As a newly elected member of the Student Council, I was invited to a “Strengths and Leadership” workshop on April 9 by the school. To participate, I took a “Strengths Finder” quiz, created by Gallup, which would then name my top five strengths. While the poll results should have been positive and affirming, they left me concerned, upset and more than a little confused.
I’m only 17 years old, so it seems to be a bit of a misnomer as dubbing this my “Quarter Life Crisis.” But here are my reasons for why I think the name still holds true:
Crises, which usually arise out of intense personal conflict, often call the values you hold dear into question—which definitely happened here.
I seemed to be a little young to have my midlife crisis.
Initially, I was unconcerned about the workshop the Student Council was supposed to attend, because to me, it was fairly reminiscent of the “group bonding exercises” we did at Mo Ranch (which, quite frankly, did not work as they were awkward and too contrived). However, I was assured of this program’s legitimacy, and I took the online quiz in order to participate.
When I started to take the survey, I knew that something was off. I was given various “would you rather” type prompts. The options that I was given were arbitrary and more often than not, I was forced to pick an answer that I wouldn’t have chosen in real life. In these ways, the survey itself already seemed to be limited in scope.
As soon as I was finished the 100-odd questions I had to answer, I was given my “top five strengths.” In the interest of full disclosure, the traits that I got were as follows: analytical, intellection, input, learner and discipline. And in fact, I don’t disagree with my traits — I actually wholeheartedly agree with them.
But I distinctly remember feeling frustrated and very, very misunderstood about my results. My discontent grew as we went around the workshop group and compared our analyses — as it turned out, most of my traits fell under the “strategic thinking” category, while most girls usually fell into the “relationships” category. To me, those “relationship” traits seemed to evoke warmth and friendliness, while my own “strategic thinking” traits conjured up the image of a cold disciplinarian — and that’s not who I am. I consider myself a complex, multivariable person, and my life goes beyond the five words I was assigned. To sum myself up in five words made me feel boxed in and restricted. Nor do I want to now consciously act in a certain way to affirm my labeling. I want to act however I want, in whatever way I want to, independent of any labeling.
For this same reason, I won’t take a Myers-Briggs personality profile test. To me, labelling myself neatly into a simple four letter combination seems to be an extreme limitation of my personality — I wouldn’t be able to describe myself in just four words, so why should I limit myself to just four letters?
The whole point of your teenage years is to grow and discover yourself personally. To have a specific label seems counterintuitive to my personal growth.
I’m not against personality quizzes as a whole — although Buzzfeed quizzes are entertaining, they aren’t trying to seriously pinpoint your personality and change. They’re facetious, and taken rightly so. I can’t name a single person who makes major life decisions and heavily self-reflects after a Buzzfeed quiz. But other, legitimate quizzes have the capacity to change one’s viewpoints and values, and this power has the potential to be significantly detrimental.

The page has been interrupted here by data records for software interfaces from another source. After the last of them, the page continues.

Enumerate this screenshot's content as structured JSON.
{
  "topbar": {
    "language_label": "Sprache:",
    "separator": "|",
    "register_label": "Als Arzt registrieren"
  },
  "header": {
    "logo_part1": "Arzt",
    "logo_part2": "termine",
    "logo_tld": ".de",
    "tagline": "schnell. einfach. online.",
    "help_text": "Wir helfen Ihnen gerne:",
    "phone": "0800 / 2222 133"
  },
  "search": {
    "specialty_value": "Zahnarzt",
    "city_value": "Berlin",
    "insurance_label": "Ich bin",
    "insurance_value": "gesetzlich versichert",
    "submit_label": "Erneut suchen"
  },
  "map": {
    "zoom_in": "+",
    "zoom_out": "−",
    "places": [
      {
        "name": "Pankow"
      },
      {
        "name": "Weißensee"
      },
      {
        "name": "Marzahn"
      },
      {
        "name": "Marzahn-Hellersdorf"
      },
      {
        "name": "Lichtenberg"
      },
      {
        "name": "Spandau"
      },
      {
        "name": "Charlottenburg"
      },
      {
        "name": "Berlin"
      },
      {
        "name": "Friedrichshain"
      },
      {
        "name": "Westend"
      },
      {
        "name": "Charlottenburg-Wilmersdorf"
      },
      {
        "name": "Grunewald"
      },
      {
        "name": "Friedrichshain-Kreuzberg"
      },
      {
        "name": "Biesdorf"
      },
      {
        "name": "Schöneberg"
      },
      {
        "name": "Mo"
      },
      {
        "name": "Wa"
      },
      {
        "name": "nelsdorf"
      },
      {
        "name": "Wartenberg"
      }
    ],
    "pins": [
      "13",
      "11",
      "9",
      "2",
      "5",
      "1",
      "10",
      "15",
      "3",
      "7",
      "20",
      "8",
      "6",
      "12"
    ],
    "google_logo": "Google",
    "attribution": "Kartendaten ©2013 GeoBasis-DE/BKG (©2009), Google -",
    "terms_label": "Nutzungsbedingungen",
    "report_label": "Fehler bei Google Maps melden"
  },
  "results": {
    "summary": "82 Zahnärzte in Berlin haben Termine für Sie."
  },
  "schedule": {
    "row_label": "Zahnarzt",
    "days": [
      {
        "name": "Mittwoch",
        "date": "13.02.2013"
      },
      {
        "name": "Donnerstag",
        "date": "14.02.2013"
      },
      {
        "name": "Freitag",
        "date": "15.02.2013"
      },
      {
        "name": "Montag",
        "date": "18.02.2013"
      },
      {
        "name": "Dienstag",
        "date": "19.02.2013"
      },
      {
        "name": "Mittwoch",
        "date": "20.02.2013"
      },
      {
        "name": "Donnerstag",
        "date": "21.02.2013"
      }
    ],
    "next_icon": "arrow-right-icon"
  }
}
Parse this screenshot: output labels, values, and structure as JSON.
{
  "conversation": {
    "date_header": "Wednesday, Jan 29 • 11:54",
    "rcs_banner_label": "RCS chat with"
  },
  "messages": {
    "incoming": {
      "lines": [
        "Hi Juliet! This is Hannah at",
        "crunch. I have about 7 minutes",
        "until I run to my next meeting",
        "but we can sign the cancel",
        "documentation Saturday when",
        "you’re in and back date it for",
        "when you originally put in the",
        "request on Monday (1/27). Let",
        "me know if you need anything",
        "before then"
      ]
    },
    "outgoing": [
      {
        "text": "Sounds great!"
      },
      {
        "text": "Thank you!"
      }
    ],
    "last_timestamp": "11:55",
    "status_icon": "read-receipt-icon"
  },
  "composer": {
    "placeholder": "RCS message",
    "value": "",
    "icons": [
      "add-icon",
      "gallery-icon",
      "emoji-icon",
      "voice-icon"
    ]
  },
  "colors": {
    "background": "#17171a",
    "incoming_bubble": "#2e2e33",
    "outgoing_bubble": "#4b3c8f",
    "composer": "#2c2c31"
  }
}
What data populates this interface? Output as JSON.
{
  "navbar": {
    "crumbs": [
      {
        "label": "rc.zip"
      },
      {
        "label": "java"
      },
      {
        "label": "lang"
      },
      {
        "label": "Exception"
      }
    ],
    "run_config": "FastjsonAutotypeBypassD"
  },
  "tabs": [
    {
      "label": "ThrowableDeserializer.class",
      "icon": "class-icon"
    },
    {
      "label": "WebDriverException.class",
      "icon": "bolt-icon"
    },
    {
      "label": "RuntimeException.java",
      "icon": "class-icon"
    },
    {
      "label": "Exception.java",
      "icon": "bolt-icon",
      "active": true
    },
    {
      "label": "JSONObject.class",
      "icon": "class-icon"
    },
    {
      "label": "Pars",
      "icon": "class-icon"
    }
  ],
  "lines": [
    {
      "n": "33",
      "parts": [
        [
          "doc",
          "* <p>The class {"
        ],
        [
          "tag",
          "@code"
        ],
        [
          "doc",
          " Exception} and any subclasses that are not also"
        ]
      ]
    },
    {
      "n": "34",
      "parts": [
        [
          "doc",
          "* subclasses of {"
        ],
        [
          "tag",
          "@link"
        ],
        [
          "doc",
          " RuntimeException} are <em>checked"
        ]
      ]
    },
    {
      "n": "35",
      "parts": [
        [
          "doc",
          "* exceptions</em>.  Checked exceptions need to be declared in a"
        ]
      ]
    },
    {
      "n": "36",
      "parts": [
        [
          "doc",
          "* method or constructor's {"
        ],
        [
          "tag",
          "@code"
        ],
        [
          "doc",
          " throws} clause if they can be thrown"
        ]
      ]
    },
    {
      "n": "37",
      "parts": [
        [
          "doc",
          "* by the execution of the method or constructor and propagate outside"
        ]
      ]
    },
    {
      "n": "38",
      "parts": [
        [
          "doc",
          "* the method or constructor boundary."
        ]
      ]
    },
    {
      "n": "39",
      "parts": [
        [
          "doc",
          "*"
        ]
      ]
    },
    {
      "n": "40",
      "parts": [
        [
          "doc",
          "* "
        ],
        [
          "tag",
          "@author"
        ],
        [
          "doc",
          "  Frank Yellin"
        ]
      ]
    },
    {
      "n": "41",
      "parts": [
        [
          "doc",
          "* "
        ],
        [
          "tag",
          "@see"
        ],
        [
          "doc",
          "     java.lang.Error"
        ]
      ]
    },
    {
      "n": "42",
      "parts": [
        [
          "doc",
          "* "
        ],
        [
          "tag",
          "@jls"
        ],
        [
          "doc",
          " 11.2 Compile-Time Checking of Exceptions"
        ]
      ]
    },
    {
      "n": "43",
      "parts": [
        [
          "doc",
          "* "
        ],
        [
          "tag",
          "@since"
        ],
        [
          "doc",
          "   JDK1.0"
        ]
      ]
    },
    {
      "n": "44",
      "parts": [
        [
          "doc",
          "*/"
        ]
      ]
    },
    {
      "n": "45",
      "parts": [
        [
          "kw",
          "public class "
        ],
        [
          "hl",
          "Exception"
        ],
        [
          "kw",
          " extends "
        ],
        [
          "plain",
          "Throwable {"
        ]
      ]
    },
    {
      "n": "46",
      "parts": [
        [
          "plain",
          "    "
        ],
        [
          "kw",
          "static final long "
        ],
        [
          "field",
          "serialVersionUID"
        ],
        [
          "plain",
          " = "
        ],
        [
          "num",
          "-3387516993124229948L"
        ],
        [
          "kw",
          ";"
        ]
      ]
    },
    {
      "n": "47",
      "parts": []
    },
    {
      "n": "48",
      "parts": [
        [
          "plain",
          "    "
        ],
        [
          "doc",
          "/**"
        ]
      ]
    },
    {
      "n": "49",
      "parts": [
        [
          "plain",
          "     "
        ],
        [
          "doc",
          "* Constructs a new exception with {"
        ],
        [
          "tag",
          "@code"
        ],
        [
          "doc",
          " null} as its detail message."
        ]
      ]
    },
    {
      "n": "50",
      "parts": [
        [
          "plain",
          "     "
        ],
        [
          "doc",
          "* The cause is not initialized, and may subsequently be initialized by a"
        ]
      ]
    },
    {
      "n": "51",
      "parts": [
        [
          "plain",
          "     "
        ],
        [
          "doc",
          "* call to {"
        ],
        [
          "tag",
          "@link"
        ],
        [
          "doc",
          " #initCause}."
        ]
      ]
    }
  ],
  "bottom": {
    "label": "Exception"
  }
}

Human nature is complex, wild and unruly — in the best way possible. To limit oneself to four or five arbitrary personality traits seems to limit that very nature.
– Sunila Steephen